Also, a shoulder length maybe slightly wider stance is appropriate even in a deep squat. A wide stance squat where the lifter only goes down to parallel is more in the powerlifting style and will not necessarily develop the explosiveness I think you are looking for (Pyrros Dimas is a great example of a deep squater who is amazingly explosive and can jump . . . see image).

Finally, if you are really intent on challenging upper portion of your squat you might consider incorporating some bands or chains into your workout while still squatting deep.

I hope I have helped. Now go get strong.

To the OP, you are absolutely correct. Squats over a lesser range of motion allow more weight to be used in the relevant ROM. For this reason, many jumping athletes perform quarter and half squats almost exclusively.

However, if you do not include assistance work for your glutes and hamstrings (GHR, RDL, etc.) then you will develop an imbalance over time. Also, by only squatting with a reduced range or motion you are increasing your chances of knee and back injury. If it were me, I would squat deep most of the year and only limit my ROM prior to periods in which my performance needed to be at a peak.

When you squat lower(atg) you are recruiting more of your glutes and hamstrings which are the main muscles in jumping and running.

Thanks for the replies everyone.

I guess I’ll start incorporating deeper squats into my training, to ensure balanced development in my legs.

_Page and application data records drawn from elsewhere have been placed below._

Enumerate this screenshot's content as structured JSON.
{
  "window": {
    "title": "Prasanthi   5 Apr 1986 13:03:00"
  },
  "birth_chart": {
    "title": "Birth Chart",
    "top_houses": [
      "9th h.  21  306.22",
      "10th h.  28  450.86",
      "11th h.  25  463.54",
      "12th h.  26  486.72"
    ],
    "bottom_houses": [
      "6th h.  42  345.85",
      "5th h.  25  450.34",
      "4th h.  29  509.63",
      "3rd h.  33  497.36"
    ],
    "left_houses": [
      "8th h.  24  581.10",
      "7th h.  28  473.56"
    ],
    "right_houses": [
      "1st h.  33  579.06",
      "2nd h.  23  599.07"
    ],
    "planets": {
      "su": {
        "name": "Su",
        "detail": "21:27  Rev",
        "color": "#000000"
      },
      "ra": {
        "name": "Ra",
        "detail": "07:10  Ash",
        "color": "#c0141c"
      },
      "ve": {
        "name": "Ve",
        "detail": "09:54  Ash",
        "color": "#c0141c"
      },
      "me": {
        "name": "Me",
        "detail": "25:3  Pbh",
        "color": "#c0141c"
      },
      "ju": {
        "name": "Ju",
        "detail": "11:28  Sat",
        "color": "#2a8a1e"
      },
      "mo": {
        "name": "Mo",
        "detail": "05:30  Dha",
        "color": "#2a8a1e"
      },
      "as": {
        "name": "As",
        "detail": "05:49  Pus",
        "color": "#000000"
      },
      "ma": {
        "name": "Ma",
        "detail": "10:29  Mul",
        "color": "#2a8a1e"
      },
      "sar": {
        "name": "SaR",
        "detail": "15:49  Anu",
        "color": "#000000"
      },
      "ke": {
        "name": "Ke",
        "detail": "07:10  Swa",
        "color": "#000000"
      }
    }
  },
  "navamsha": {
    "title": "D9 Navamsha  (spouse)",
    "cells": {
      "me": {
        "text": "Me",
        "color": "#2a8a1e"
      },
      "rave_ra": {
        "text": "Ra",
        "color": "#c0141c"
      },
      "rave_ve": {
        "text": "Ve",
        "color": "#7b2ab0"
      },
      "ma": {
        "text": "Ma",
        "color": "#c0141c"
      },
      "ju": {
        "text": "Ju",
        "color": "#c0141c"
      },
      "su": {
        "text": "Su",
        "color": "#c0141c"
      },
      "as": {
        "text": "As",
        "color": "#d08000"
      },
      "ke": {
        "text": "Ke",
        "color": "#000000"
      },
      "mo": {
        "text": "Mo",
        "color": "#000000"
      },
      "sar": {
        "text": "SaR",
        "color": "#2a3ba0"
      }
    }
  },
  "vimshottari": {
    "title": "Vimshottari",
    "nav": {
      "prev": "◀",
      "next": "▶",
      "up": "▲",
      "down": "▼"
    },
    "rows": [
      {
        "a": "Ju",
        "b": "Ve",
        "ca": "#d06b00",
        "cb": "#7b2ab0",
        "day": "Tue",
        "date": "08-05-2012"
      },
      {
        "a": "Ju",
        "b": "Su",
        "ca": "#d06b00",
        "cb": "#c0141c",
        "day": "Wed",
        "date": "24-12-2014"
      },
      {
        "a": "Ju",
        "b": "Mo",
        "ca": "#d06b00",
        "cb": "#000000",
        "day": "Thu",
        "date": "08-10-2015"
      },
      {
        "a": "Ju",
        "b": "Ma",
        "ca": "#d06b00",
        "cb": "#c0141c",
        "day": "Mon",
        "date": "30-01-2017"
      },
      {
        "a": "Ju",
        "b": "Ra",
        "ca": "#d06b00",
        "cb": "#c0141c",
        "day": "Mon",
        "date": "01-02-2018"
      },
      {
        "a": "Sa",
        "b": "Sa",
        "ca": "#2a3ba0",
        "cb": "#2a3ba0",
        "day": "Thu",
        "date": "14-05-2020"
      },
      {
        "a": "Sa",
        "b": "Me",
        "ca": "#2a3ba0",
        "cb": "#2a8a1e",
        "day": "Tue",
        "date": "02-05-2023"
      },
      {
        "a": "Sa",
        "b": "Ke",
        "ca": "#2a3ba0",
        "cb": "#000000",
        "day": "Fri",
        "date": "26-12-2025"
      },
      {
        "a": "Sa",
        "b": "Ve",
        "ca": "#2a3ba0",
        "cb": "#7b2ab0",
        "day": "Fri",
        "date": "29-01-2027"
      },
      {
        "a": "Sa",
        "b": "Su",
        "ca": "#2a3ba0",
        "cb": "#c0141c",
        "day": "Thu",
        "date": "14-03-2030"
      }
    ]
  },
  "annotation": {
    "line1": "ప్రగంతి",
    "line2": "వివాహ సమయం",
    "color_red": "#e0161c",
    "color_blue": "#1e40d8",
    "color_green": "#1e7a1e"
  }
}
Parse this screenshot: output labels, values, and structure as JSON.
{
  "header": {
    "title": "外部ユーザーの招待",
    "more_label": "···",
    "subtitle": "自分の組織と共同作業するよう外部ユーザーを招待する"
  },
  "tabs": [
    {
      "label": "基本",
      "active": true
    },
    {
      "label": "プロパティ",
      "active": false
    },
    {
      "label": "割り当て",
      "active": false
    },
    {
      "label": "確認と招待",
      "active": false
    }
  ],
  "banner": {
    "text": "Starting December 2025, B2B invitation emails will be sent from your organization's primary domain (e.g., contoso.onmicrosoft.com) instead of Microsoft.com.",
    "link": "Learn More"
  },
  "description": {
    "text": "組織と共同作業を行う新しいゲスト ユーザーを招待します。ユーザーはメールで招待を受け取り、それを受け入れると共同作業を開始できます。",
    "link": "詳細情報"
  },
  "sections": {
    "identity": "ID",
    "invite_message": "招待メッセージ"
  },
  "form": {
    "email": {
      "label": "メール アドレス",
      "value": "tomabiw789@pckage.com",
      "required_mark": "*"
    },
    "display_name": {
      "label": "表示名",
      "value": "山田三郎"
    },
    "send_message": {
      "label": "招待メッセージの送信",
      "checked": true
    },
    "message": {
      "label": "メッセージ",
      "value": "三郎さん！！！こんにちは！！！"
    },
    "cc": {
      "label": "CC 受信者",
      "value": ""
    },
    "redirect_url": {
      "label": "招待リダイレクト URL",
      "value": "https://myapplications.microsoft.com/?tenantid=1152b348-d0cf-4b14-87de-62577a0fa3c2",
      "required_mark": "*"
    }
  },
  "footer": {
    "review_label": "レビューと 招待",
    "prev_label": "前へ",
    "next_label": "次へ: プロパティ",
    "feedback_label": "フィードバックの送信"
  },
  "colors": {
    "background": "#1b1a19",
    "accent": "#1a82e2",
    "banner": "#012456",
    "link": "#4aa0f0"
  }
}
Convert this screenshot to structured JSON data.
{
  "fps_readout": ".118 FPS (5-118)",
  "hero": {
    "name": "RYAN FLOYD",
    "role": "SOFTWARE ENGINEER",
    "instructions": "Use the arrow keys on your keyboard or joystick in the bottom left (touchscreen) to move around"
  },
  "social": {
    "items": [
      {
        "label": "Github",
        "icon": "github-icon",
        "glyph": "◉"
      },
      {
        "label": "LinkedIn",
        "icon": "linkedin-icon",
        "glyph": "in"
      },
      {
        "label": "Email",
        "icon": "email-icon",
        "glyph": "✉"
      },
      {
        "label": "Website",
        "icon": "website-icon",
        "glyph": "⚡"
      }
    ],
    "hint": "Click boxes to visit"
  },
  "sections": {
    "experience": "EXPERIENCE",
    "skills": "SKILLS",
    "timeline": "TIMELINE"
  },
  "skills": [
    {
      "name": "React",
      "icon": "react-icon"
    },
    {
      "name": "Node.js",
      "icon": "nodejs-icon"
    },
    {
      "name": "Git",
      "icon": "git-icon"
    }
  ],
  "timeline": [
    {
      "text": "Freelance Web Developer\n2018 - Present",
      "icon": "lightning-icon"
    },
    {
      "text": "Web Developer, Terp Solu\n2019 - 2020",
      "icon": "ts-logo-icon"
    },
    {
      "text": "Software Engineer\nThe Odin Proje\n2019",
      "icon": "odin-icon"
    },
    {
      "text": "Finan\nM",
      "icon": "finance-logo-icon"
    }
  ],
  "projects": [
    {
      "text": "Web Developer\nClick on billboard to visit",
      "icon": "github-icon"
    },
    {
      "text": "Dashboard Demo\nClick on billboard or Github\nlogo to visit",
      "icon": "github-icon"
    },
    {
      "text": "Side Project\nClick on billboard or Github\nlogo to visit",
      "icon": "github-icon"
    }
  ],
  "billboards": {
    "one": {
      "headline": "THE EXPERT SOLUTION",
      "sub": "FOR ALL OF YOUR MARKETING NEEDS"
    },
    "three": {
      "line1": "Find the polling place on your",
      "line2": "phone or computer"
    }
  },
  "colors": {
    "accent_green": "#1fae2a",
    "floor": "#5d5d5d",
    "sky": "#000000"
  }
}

Don’t make your program more complex then necessary. Specially if you play alot of basketball. If you do play alot, your more likely to need leg strength then explosive plyometric strength. Do a proper athletic stance squat to parallel or a tad below. Between 8-15 reps for a few sets and your vertical will shoot up. Once it starts to stall then work on other concepts.

Most basketball players I know have extremely week legs compared to there vertical jump if they don’t lift weights.

[quote]azman wrote:
You argue your point well, but your reasoning is nonetheless deeply flawed.

The ability to jump is an explosive move that requires a quick and efficient recruitment of muscle fibers. The problem is most of us have a somewhat inefficient muscle recruitment pattern. One advantage of a deep squat is it stretches the muscles in your legs prior to the concentric phase of the lift. Excluding the inherent advantages of mobility that the ability to squat deep and heavy conveys, there is a saying that a stretched muscle is an activated muscle.

That is to say, if a muscle is stretched in the eccentric phase it MUST contract in the concentric phase to complete the lift. Strengthening these untaped muscles fibers in this fashion will allow you to recruit more muscle fibers explosively and efficiently even in a shorter range of motion.

Also, a shoulder length maybe slightly wider stance is appropriate even in a deep squat. A wide stance squat where the lifter only goes down to parallel is more in the powerlifting style and will not necessarily develop the explosiveness I think you are looking for (Pyrros Dimas is a great example of a deep squater who is amazingly explosive and can jump . . . see image).

Finally, if you are really intent on challenging upper portion of your squat you might consider incorporating some bands or chains into your workout while still squatting deep.

I hope I have helped. Now go get strong.[/quote]

The advice is the post quoted is spot on, squat deep and eventually factor in some chains which will strengthen the top portion of the movement. You can pretty much ignore the rest…